Its simplicity and beauty were, no doubt, reasons for it being chosen for a card and an introductory display. As a clear, legible image, it shows a pretty young woman on a bright sunlit moor. She is looking sideways, away from the light. The dabs of colour on the greens in the foreground suggest spring heathers. The composition is simple, with the girl aligned on the ‘golden section’, across a single horizontal line. As the label in the Sheffield introductory display explained, the hues in the image are a beautifully considered set of primary and secondary colour relationships.
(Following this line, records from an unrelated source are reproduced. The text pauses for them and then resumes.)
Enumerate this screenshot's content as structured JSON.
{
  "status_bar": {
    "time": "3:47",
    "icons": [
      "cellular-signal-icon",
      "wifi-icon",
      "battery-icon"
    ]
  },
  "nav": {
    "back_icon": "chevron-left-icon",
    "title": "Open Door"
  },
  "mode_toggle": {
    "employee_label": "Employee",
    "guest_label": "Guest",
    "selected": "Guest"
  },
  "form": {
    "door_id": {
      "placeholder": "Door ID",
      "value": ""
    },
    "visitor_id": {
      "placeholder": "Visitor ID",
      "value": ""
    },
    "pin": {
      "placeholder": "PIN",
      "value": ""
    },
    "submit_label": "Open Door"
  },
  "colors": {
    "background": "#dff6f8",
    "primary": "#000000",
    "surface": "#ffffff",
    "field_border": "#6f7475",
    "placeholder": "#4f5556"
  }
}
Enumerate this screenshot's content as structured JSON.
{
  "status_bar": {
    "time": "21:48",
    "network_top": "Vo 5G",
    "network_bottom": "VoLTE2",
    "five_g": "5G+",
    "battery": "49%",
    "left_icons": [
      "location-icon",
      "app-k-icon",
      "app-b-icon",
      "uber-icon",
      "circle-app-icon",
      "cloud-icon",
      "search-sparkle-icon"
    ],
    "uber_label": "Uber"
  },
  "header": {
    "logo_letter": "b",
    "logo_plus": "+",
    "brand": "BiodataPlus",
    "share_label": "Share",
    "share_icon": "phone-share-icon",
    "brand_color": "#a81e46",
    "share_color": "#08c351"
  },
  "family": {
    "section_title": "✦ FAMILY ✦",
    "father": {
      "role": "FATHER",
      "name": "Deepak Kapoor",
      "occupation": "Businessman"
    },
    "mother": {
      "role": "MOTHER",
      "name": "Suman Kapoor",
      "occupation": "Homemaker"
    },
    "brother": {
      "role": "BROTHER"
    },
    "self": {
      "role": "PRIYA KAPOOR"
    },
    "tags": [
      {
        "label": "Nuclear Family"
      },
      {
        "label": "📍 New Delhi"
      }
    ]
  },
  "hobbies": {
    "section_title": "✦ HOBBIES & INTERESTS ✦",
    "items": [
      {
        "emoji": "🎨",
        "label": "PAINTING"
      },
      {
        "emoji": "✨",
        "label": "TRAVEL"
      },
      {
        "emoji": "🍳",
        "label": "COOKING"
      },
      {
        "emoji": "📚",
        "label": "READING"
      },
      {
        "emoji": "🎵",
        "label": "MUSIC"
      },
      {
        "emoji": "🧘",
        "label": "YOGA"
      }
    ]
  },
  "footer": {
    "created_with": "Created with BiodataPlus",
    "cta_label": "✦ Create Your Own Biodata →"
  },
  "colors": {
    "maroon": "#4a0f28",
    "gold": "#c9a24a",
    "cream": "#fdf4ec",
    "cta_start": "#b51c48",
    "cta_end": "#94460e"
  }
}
4. morning-on-the-derbyshire-moors-1920This accords with Royle’s own description of his working method. “My first consideration, in painting the finished picture, is design. Everything really depends on this first planning of the basic rhythms”. Many of his paintings can be compared in terms of design and composition across different subjects. A relatively high horizon is underscored by a highlighted parallel line, whilst a point on the golden section is picked out either by a motif which generates a linear edge – a bridge, a building, a tree – or a strong vertical subject or gesture.

Morning on the Derbyshire Moors’ recalls another work by Royle from 1913, some seven years earlier. Here, in a reversal of the composition, a young woman gathers bluebells in the woods. Trees form a frieze as a backdrop, with horizontals hinted at by nuances of tone as a compositional framework. It also anticipates ‘The Goose Girl’, in the National gallery of Ireland, the painting which was re-attributed to Royle having been described for many years as being by William Leech.

Who is this woman? At this point in a discussion of these works, especially ‘Morning on the Derbyshire Moors’, such a question offers a choice. We can see her as a type, or as a specific individual.

If we take the first option, she is an example of a characteristic feature of contemporary painting in the last quarter of the 19th century and the first quarter of the 20th. No doubt prompted by Monet and Renoir’s definitive images of women in the landscape, two generations of artists in Britain and Ireland used a sideways view of a young girl as both subject and compositional motif. The mis-attribution of ‘Goose Girl’ in part reflects the generic and generational nature of the work.

9. the-goosegirl-c-1922If we take the second option, and examine the dates, we can speculate that this woman is a specific person. The most obvious candidate is Stanley’s wife, Lily. If we take this route, the true potential pathos and power of ‘Morning on the Derbyshire Moors’ becomes evident.

Stanley met his wife to be in around 1913. The girl in the bluebell woods – which could, for example, be Ecclesall Woods in Sheffield’s south-west, near where Stanley lived – becomes a delicate evocation of romantic encounter, albeit couched in the post-Impressionist idioms of the day.

In 1915 the couple had become parents to a baby girl. In the period immediately after her birth, Lily became prey to what we would now term post-natal depression. At that time, severe cases led to extended periods of residence in mental hospitals such as Sheffield’s Lodge Moor. This indeed was what happened to her. High on the moors to the west of the city, patients could be taken for walks on to the open spaces surrounding it. This liberating experience can still be sensed today in the locality despite the growth of suburban housing.

So, far from being a simple formulaic image, ‘Morning on the Derbyshire Moors’ becomes subtle and layered. It is a moving statement of the persistence of love within a complex relationship fraught with difficulty and anxiety. It expresses the potential for the experience of the landscape to be healing, and places the subject, even whilst shadowed, in the light.

Mike Tooby

Professor of Art and Design at Bath School of Art and Design